I suspect that most publishers are not yet aware of what the consequences of Safari Reader might be over time. But when they figure things out, Apple is probably going to catch hell for doing this. I doubt they will care though, I suspect that there’s another reason that they did this.
And it involves one of their biggest rivals…
Google Versus Apple: Publishers Caught in the Crossfire?
I have to wonder if this is just a way to attack Google, one of Apple’s chief rivals. Google is deeply dependent on advertising and Safari Reader removes all ads, including Google Adsense. Did Apple decide to do this to screw with Google? Is the entire web publishing model being put on the chopping block just so Apple can undercut the revenue of one of its chief rivals?
If I were Google, I’d consider a lawsuit against Apple for this. What kind of business will Google have if ad blockers are deliberately built into browsers like this? Where is most of Google’s revenue going to come from?
A government inquiry into Safari Reader might also be a good idea. I’m not big on the government being involved in business but I think somebody needs to start asking some questions about why Apple put this feature into Safari. No other major browser has a feature like this built into it (yet). It could be construed as a malicious act on Apple’s part, since it deliberately designed its browser to purge advertising and reformat content.
It really is a direct attack on the web economy on Apple’s part and I think it simply cannot go unanswered by companies like Google, and by web publishers who are so dependent on advertising to pay their bills. Apple is playing some serious dirty pool here, under the guise of giving Safari users a new feature.
Aside from the consequences to the web publishing economy, I suspect there may be some consequences for Apple itself. It’s going to generate a lot of ill will for the company, once word gets out about it.
Apple had been looked on as some sort of savior for media companies with its iPad device. I doubt many companies will appreciate Apple destroying their ad-based web publishing businesses while simultaneously trying to get them to create apps and content for the iPad.
Or perhaps that’s part of Apple’s plan? To drive publishers to financial dependency on Apple’s devices, where Apple totally controls the advertising experience and the revenue sharing?
Currently ads cannot be blocked in iPhone or iPad apps. Will Apple also build an “iPhone app ad blocker” so that users can also block Apple’s own “iAds” platform? I doubt very much that we’ll see anything like that. It wouldn’t be in Apple’s self-interest.
For my part, I have decided to hold off on buying any more of Apple’s products. While I enjoy them, it’s hard for me to support a company that has decided to attack web publishers this way. I earn a lot of my living right now writing for my blogs and Safari Reader essentially removes my ability to monetize my blogs. It basically takes my content and puts it out there for free, in a different format than I intended when I wrote it.

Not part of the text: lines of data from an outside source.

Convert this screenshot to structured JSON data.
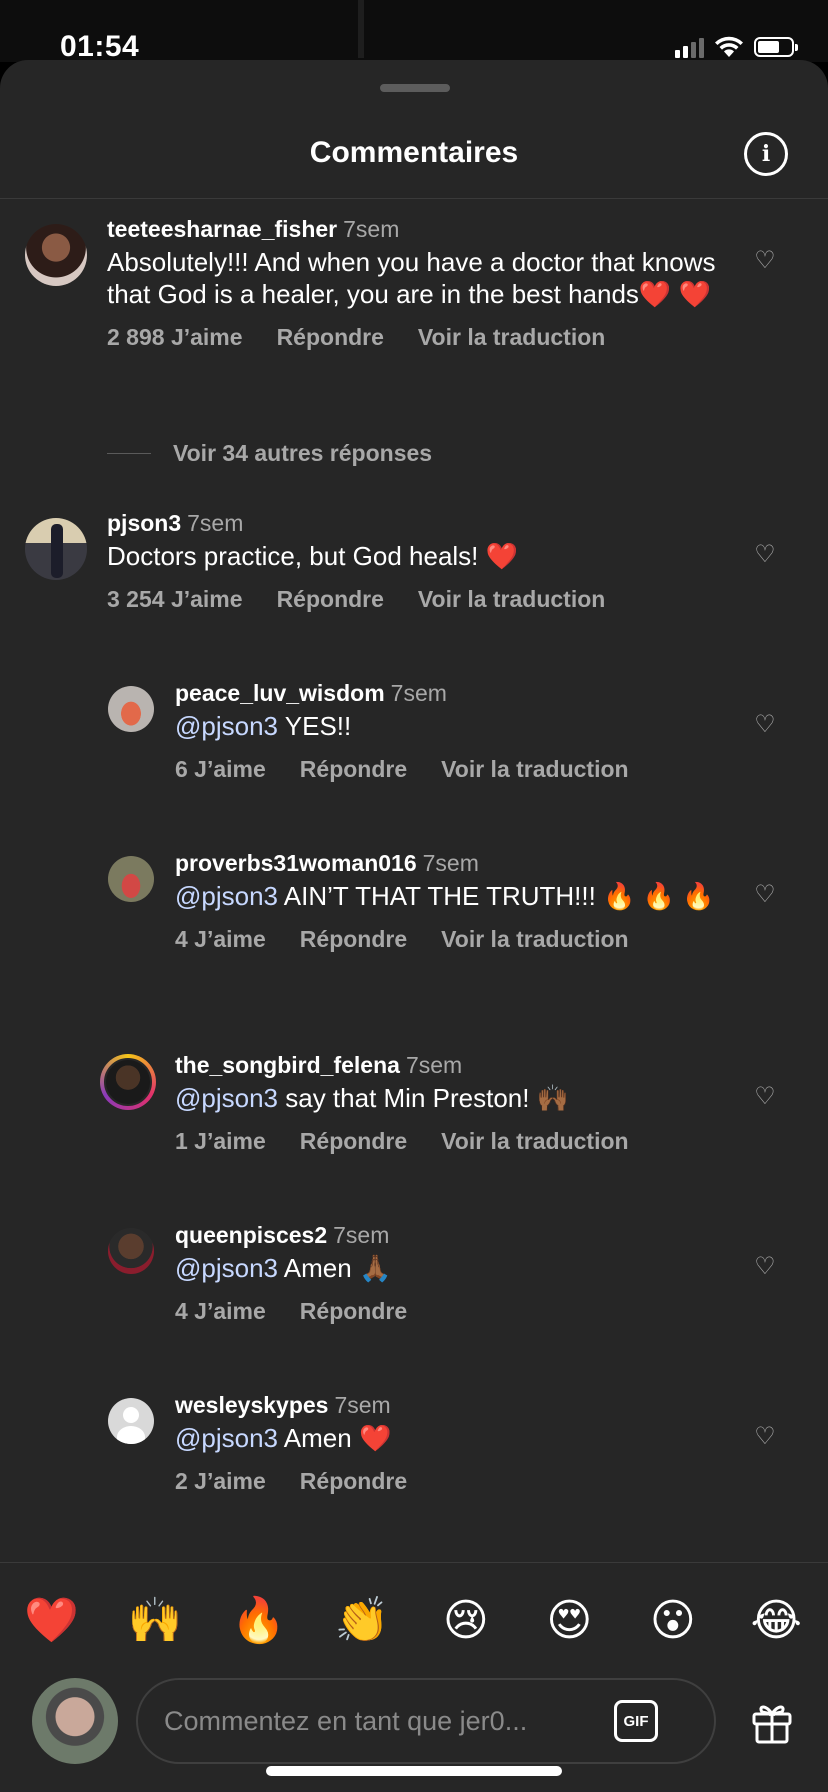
{
  "status_bar": {
    "time": "01:54",
    "battery_level": 0.65
  },
  "header": {
    "title": "Commentaires"
  },
  "comments": [
    {
      "username": "teeteesharnae_fisher",
      "time": "7sem",
      "text": "Absolutely!!! And when you have a doctor that knows that God is a healer, you are in the best hands❤️ ❤️",
      "likes": "2 898 J’aime",
      "reply": "Répondre",
      "translate": "Voir la traduction"
    },
    {
      "view_more": "Voir 34 autres réponses"
    },
    {
      "username": "pjson3",
      "time": "7sem",
      "text": "Doctors practice, but God heals! ❤️",
      "likes": "3 254 J’aime",
      "reply": "Répondre",
      "translate": "Voir la traduction"
    },
    {
      "username": "peace_luv_wisdom",
      "time": "7sem",
      "mention": "@pjson3",
      "text": " YES!!",
      "likes": "6 J’aime",
      "reply": "Répondre",
      "translate": "Voir la traduction"
    },
    {
      "username": "proverbs31woman016",
      "time": "7sem",
      "mention": "@pjson3",
      "text": " AIN’T THAT THE TRUTH!!! 🔥 🔥 🔥",
      "likes": "4 J’aime",
      "reply": "Répondre",
      "translate": "Voir la traduction"
    },
    {
      "username": "the_songbird_felena",
      "time": "7sem",
      "mention": "@pjson3",
      "text": " say that Min Preston! 🙌🏾",
      "likes": "1 J’aime",
      "reply": "Répondre",
      "translate": "Voir la traduction"
    },
    {
      "username": "queenpisces2",
      "time": "7sem",
      "mention": "@pjson3",
      "text": " Amen 🙏🏾",
      "likes": "4 J’aime",
      "reply": "Répondre"
    },
    {
      "username": "wesleyskypes",
      "time": "7sem",
      "mention": "@pjson3",
      "text": " Amen ❤️",
      "likes": "2 J’aime",
      "reply": "Répondre"
    }
  ],
  "emoji_bar": [
    "❤️",
    "🙌",
    "🔥",
    "👏",
    "😢",
    "😍",
    "😮",
    "😂"
  ],
  "composer": {
    "placeholder": "Commentez en tant que jer0...",
    "gif_label": "GIF"
  },
  "icons": {
    "info": "info-icon",
    "heart": "heart-outline-icon",
    "gift": "gift-icon",
    "wifi": "wifi-icon",
    "signal": "cell-signal-icon",
    "battery": "battery-icon"
  }
}
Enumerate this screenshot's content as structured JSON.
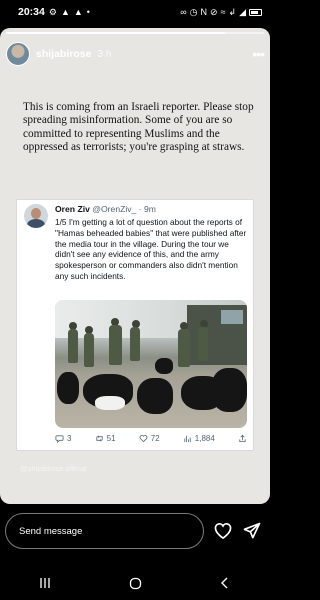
{
  "status_bar": {
    "time": "20:34",
    "left_icons": [
      "settings-gear-icon",
      "warning-icon",
      "warning-icon",
      "dot-icon"
    ],
    "right_icons": [
      "link-icon",
      "alarm-icon",
      "nfc-icon",
      "mute-icon",
      "wifi-icon",
      "volte-icon",
      "signal-icon",
      "battery-icon"
    ]
  },
  "story": {
    "progress": 0.85,
    "username": "shijabirose",
    "time_ago": "3 h",
    "caption": "This is coming from an Israeli reporter. Please stop spreading misinformation. Some of you are so committed to representing Muslims and the oppressed as terrorists; you're grasping at straws.",
    "watermark": "@shijabirose.official"
  },
  "tweet": {
    "name": "Oren Ziv",
    "handle": "@OrenZiv_ · 9m",
    "text": "1/5 I'm getting a lot of question about the reports of \"Hamas beheaded babies\" that were published after the media tour in the village. During the tour we didn't see any evidence of this, and the army spokesperson or commanders also didn't mention any such incidents.",
    "actions": {
      "replies": "3",
      "retweets": "51",
      "likes": "72",
      "views": "1,884"
    }
  },
  "bottom_bar": {
    "reply_placeholder": "Send message"
  },
  "colors": {
    "story_bg": "#e7e6e2",
    "tweet_text": "#0f1419",
    "tweet_muted": "#536471",
    "background": "#000000"
  }
}
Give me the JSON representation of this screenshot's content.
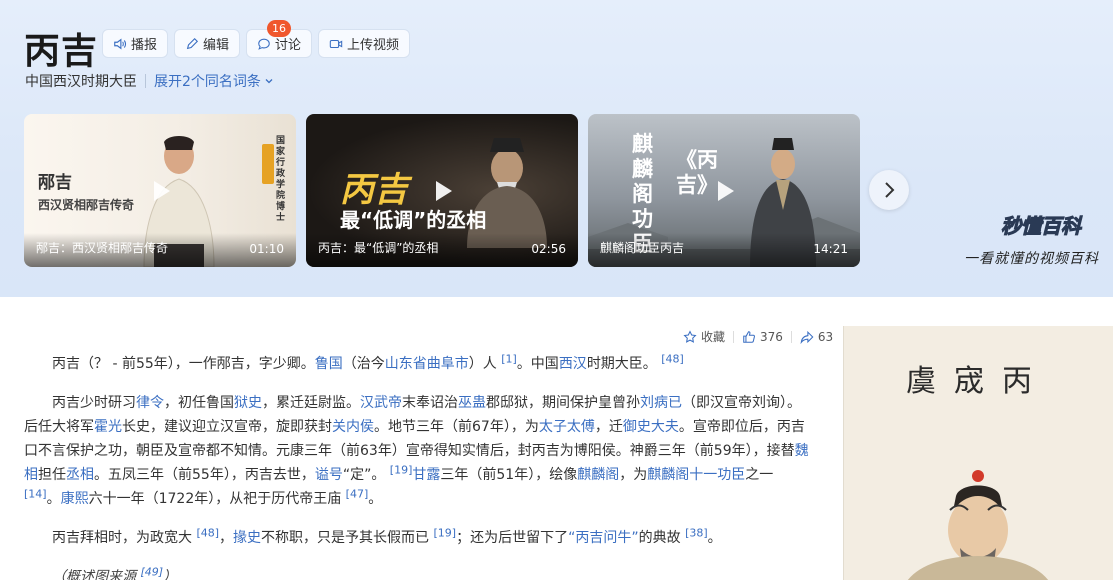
{
  "header": {
    "title": "丙吉",
    "actions": [
      {
        "label": "播报",
        "icon": "speaker-icon"
      },
      {
        "label": "编辑",
        "icon": "pencil-icon"
      },
      {
        "label": "讨论",
        "icon": "chat-icon",
        "badge": "16"
      },
      {
        "label": "上传视频",
        "icon": "video-icon"
      }
    ],
    "subtitle": "中国西汉时期大臣",
    "expand_label": "展开2个同名词条"
  },
  "videos": [
    {
      "art_title": "邴吉",
      "art_sub": "西汉贤相邴吉传奇",
      "art_vertical": "国家行政学院博士",
      "caption": "邴吉：西汉贤相邴吉传奇",
      "duration": "01:10"
    },
    {
      "art_title": "丙吉",
      "art_sub": "最“低调”的丞相",
      "caption": "丙吉：最“低调”的丞相",
      "duration": "02:56"
    },
    {
      "art_title_1": "麒麟阁功臣",
      "art_title_2": "《丙吉》",
      "caption": "麒麟阁功臣丙吉",
      "duration": "14:21"
    }
  ],
  "brand": {
    "name": "秒懂百科",
    "slogan": "一看就懂的视频百科"
  },
  "stats": {
    "collect_label": "收藏",
    "likes": "376",
    "shares": "63"
  },
  "article": {
    "p1": {
      "t1": "丙吉（？ - 前55年），一作邴吉，字少卿。",
      "l1": "鲁国",
      "t2": "（治今",
      "l2": "山东省曲阜市",
      "t3": "）人 ",
      "r1": "[1]",
      "t4": "。中国",
      "l3": "西汉",
      "t5": "时期大臣。 ",
      "r2": "[48]"
    },
    "p2": {
      "t1": "丙吉少时研习",
      "l1": "律令",
      "t2": "，初任鲁国",
      "l2": "狱史",
      "t3": "，累迁廷尉监。",
      "l3": "汉武帝",
      "t4": "末奉诏治",
      "l4": "巫蛊",
      "t5": "郡邸狱，期间保护皇曾孙",
      "l5": "刘病已",
      "t6": "（即汉宣帝刘询）。后任大将军",
      "l6": "霍光",
      "t7": "长史，建议迎立汉宣帝，旋即获封",
      "l7": "关内侯",
      "t8": "。地节三年（前67年），为",
      "l8": "太子太傅",
      "t9": "，迁",
      "l9": "御史大夫",
      "t10": "。宣帝即位后，丙吉口不言保护之功，朝臣及宣帝都不知情。元康三年（前63年）宣帝得知实情后，封丙吉为博阳侯。神爵三年（前59年），接替",
      "l10": "魏相",
      "t11": "担任",
      "l11": "丞相",
      "t12": "。五凤三年（前55年），丙吉去世，",
      "l12": "谥号",
      "t13": "“定”。 ",
      "r1": "[19]",
      "l13": "甘露",
      "t14": "三年（前51年），绘像",
      "l14": "麒麟阁",
      "t15": "，为",
      "l15": "麒麟阁十一功臣",
      "t16": "之一 ",
      "r2": "[14]",
      "t17": "。",
      "l16": "康熙",
      "t18": "六十一年（1722年），从祀于历代帝王庙 ",
      "r3": "[47]",
      "t19": "。"
    },
    "p3": {
      "t1": "丙吉拜相时，为政宽大 ",
      "r1": "[48]",
      "t2": "，",
      "l1": "掾史",
      "t3": "不称职，只是予其长假而已 ",
      "r2": "[19]",
      "t4": "；还为后世留下了",
      "l2": "“丙吉问牛”",
      "t5": "的典故 ",
      "r3": "[38]",
      "t6": "。"
    },
    "p4": {
      "t1": "（概述图来源 ",
      "r1": "[49]",
      "t2": "）"
    }
  },
  "portrait": {
    "seal_text": "虞宬丙"
  }
}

I wonder how Steve Jobs feels about people pirating his company’s software? My guess is that he doesn’t like it very much. Goodness knows he didn’t seem to like a lost iPhone prototype showing up on a blog. But he apparently feels it’s perfectly okay for his browser to strip away a web publisher’s advertising and change how their content is displayed, without the publisher’s consent.
That, my friends, is hubris on an epic scale; and hubris always comes back to haunt those guilty of it.
What’s your take on Safari Reader? Is it a way for Apple to get at Google? Tell me in the comments.